**Your task**:
Return, from the data that follows, each line that holds the word "Enable".

**Material supplied**:
————

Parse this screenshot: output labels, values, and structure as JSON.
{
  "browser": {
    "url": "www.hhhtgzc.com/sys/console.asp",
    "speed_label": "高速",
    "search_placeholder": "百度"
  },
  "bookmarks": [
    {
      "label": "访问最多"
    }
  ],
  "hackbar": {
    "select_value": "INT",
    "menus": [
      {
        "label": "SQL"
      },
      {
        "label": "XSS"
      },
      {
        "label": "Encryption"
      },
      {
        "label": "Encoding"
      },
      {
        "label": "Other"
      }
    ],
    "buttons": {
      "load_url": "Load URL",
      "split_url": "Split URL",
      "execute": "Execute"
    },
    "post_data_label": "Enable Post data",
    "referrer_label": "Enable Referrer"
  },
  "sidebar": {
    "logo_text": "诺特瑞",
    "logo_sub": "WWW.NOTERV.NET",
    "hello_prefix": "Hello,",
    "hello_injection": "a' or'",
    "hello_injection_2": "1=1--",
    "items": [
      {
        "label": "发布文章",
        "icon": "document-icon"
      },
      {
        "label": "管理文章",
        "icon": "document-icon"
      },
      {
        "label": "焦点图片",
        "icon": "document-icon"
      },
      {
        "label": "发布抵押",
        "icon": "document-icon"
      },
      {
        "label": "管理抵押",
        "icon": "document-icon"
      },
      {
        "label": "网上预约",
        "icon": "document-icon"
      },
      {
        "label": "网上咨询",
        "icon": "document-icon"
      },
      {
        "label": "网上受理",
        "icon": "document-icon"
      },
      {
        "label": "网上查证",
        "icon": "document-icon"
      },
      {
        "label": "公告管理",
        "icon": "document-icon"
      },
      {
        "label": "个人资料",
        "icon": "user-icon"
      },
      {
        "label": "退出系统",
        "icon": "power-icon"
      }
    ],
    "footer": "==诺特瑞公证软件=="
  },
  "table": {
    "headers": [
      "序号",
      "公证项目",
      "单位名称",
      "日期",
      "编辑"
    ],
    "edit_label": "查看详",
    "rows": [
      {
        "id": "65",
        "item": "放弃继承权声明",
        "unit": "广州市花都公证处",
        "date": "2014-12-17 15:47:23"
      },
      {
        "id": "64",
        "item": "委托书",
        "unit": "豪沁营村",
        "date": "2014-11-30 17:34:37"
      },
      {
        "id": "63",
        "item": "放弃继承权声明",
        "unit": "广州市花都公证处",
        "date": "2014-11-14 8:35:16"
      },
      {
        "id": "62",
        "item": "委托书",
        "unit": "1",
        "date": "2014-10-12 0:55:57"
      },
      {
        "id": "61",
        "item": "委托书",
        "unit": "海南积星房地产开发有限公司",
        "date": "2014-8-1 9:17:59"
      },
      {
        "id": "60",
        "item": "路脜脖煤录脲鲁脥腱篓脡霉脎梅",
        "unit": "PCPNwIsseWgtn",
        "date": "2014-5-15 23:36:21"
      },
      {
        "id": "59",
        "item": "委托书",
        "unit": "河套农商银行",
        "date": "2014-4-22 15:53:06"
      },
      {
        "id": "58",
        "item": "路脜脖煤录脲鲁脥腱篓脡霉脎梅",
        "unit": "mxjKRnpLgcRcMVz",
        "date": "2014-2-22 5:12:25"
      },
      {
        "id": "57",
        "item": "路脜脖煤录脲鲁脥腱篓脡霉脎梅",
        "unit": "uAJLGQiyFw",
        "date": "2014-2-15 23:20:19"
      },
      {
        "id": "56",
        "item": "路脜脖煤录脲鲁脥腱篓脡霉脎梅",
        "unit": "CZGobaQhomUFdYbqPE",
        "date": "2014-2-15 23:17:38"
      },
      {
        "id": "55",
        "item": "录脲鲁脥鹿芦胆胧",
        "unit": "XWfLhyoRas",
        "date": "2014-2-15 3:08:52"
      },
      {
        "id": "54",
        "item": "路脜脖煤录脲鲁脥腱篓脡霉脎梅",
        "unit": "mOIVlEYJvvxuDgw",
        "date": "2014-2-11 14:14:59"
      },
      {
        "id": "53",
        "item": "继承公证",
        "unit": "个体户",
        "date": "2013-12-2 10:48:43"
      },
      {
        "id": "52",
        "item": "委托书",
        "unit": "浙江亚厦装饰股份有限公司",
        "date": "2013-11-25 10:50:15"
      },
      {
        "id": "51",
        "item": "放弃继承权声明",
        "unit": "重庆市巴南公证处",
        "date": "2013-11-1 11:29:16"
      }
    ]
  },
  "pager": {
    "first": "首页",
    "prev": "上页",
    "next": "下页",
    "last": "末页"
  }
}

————

**Worked solution**:
    "post_data_label": "Enable Post data",
    "referrer_label": "Enable Referrer"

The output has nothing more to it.